### WORK REQUEST
Repeat each entry word for word. Leave any images out of the copy.
##### RECORDS FOR PROCESSING #####
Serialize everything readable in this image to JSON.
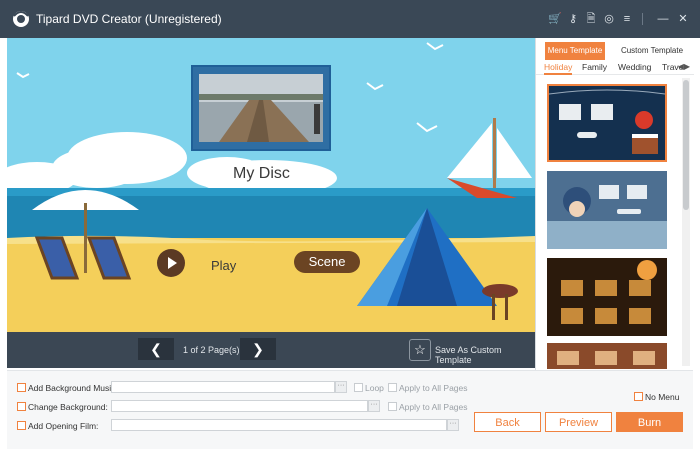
{
  "app": {
    "title": "Tipard DVD Creator (Unregistered)"
  },
  "titlebar_icons": [
    "cart-icon",
    "key-icon",
    "document-icon",
    "chat-icon",
    "menu-icon",
    "minimize-icon",
    "close-icon"
  ],
  "preview": {
    "disc_title": "My Disc",
    "play_label": "Play",
    "scene_label": "Scene"
  },
  "pager": {
    "page_text": "1 of 2 Page(s)",
    "save_template": "Save As Custom Template"
  },
  "panel": {
    "tabs": [
      "Menu Template",
      "Custom Template"
    ],
    "categories": [
      "Holiday",
      "Family",
      "Wedding",
      "Trave"
    ],
    "active_category": "Holiday"
  },
  "bottom": {
    "add_music": "Add Background Music:",
    "change_bg": "Change Background:",
    "add_film": "Add Opening Film:",
    "loop": "Loop",
    "apply_all_1": "Apply to All Pages",
    "apply_all_2": "Apply to All Pages",
    "no_menu": "No Menu",
    "dots": "···",
    "back": "Back",
    "preview": "Preview",
    "burn": "Burn"
  },
  "colors": {
    "accent": "#f0823f",
    "titlebar": "#3a4856",
    "pager": "#3b4754"
  }
}
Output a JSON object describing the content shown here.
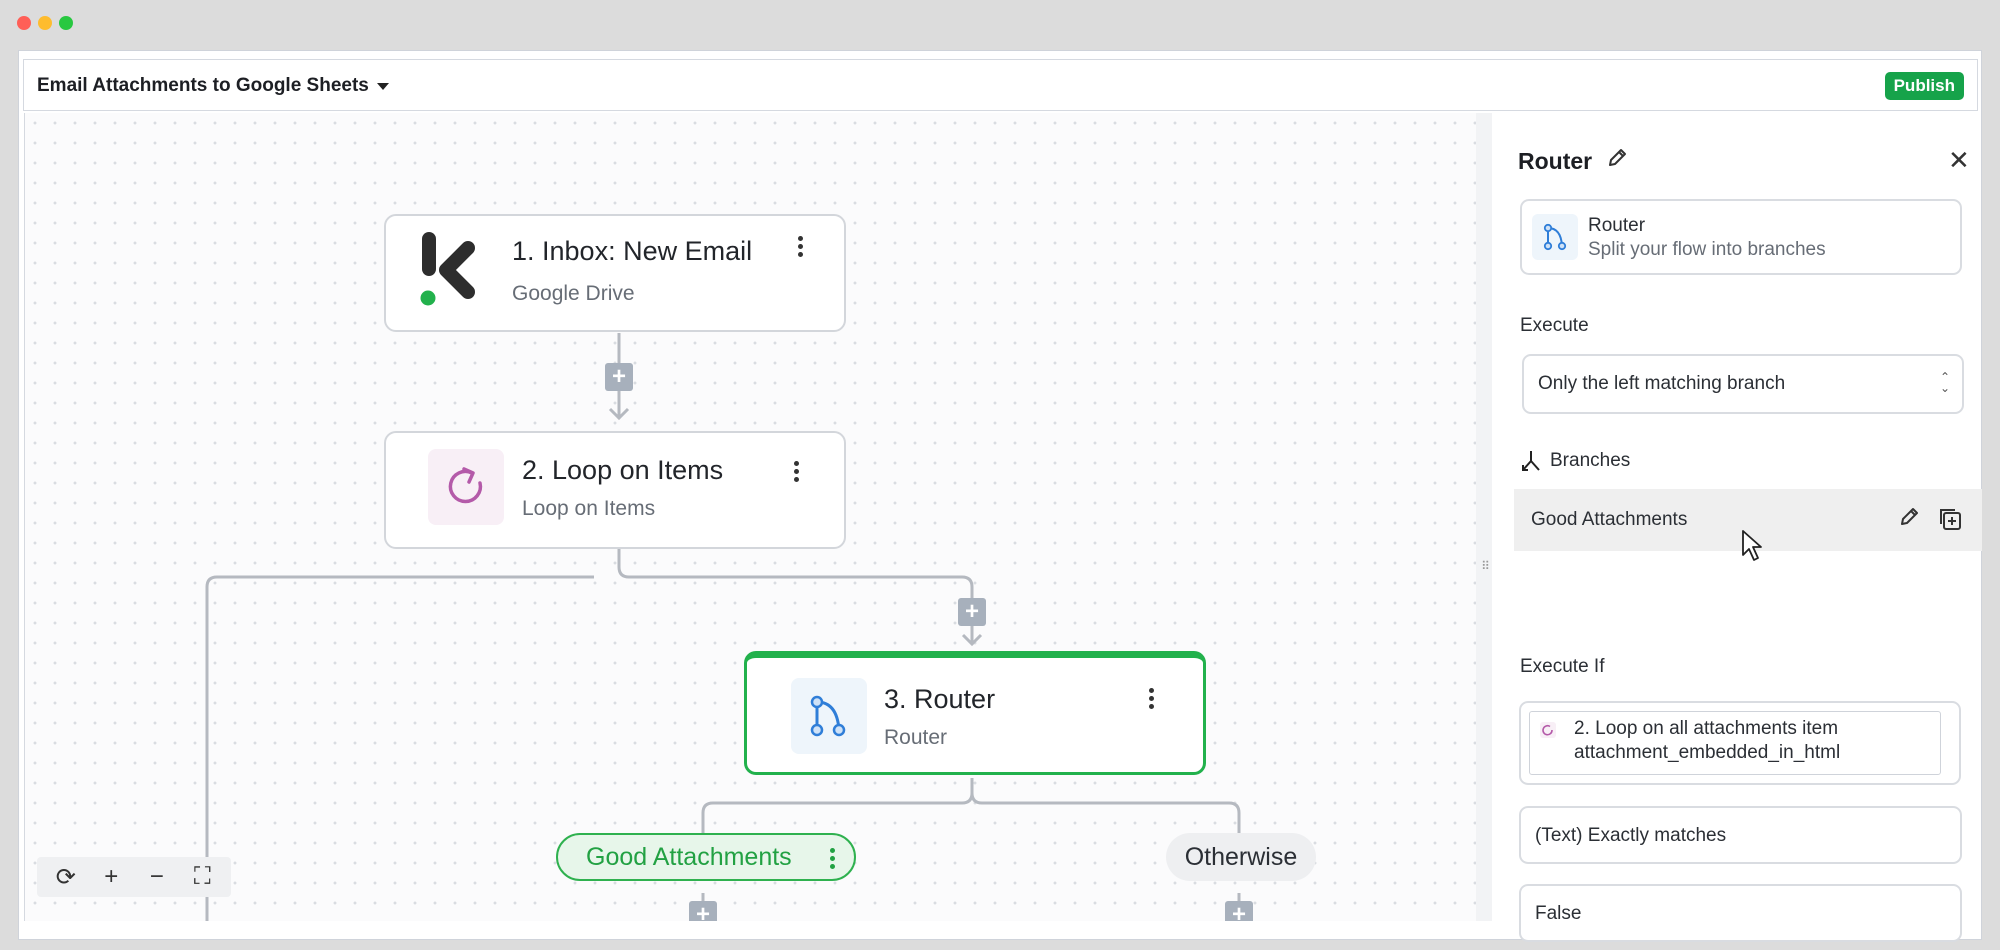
{
  "window": {
    "traffic_lights": [
      "#ff5f57",
      "#febc2e",
      "#28c840"
    ]
  },
  "header": {
    "flow_title": "Email Attachments to Google Sheets",
    "publish_label": "Publish"
  },
  "nodes": [
    {
      "title": "1. Inbox: New Email",
      "subtitle": "Google Drive"
    },
    {
      "title": "2. Loop on Items",
      "subtitle": "Loop on Items"
    },
    {
      "title": "3. Router",
      "subtitle": "Router"
    }
  ],
  "branches": {
    "good": "Good Attachments",
    "otherwise": "Otherwise"
  },
  "zoom_controls": [
    "refresh-icon",
    "zoom-in-icon",
    "zoom-out-icon",
    "fit-view-icon"
  ],
  "panel": {
    "title": "Router",
    "piece_name": "Router",
    "piece_description": "Split your flow into branches",
    "execute_label": "Execute",
    "execute_value": "Only the left matching branch",
    "branches_label": "Branches",
    "selected_branch": "Good Attachments",
    "execute_if_label": "Execute If",
    "condition_first_value_line1": "2. Loop on all attachments item",
    "condition_first_value_line2": "attachment_embedded_in_html",
    "condition_operator": "(Text) Exactly matches",
    "condition_second_value": "False"
  },
  "colors": {
    "accent_green": "#16a34a",
    "router_border": "#22b14c",
    "loop_purple": "#b45aa9",
    "router_blue": "#2f7ed8"
  }
}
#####
### EXERCISE RESULT
Serialize everything readable in this image to JSON.
{
  "app": {
    "title": "Tipard DVD Creator (Unregistered)"
  },
  "titlebar_icons": [
    "cart-icon",
    "key-icon",
    "document-icon",
    "chat-icon",
    "menu-icon",
    "minimize-icon",
    "close-icon"
  ],
  "preview": {
    "disc_title": "My Disc",
    "play_label": "Play",
    "scene_label": "Scene"
  },
  "pager": {
    "page_text": "1 of 2 Page(s)",
    "save_template": "Save As Custom Template"
  },
  "panel": {
    "tabs": [
      "Menu Template",
      "Custom Template"
    ],
    "categories": [
      "Holiday",
      "Family",
      "Wedding",
      "Trave"
    ],
    "active_category": "Holiday"
  },
  "bottom": {
    "add_music": "Add Background Music:",
    "change_bg": "Change Background:",
    "add_film": "Add Opening Film:",
    "loop": "Loop",
    "apply_all_1": "Apply to All Pages",
    "apply_all_2": "Apply to All Pages",
    "no_menu": "No Menu",
    "dots": "···",
    "back": "Back",
    "preview": "Preview",
    "burn": "Burn"
  },
  "colors": {
    "accent": "#f0823f",
    "titlebar": "#3a4856",
    "pager": "#3b4754"
  }
}
Output a JSON object describing the content shown here.
{
  "window": {
    "traffic_lights": [
      "#ff5f57",
      "#febc2e",
      "#28c840"
    ]
  },
  "header": {
    "flow_title": "Email Attachments to Google Sheets",
    "publish_label": "Publish"
  },
  "nodes": [
    {
      "title": "1. Inbox: New Email",
      "subtitle": "Google Drive"
    },
    {
      "title": "2. Loop on Items",
      "subtitle": "Loop on Items"
    },
    {
      "title": "3. Router",
      "subtitle": "Router"
    }
  ],
  "branches": {
    "good": "Good Attachments",
    "otherwise": "Otherwise"
  },
  "zoom_controls": [
    "refresh-icon",
    "zoom-in-icon",
    "zoom-out-icon",
    "fit-view-icon"
  ],
  "panel": {
    "title": "Router",
    "piece_name": "Router",
    "piece_description": "Split your flow into branches",
    "execute_label": "Execute",
    "execute_value": "Only the left matching branch",
    "branches_label": "Branches",
    "selected_branch": "Good Attachments",
    "execute_if_label": "Execute If",
    "condition_first_value_line1": "2. Loop on all attachments item",
    "condition_first_value_line2": "attachment_embedded_in_html",
    "condition_operator": "(Text) Exactly matches",
    "condition_second_value": "False"
  },
  "colors": {
    "accent_green": "#16a34a",
    "router_border": "#22b14c",
    "loop_purple": "#b45aa9",
    "router_blue": "#2f7ed8"
  }
}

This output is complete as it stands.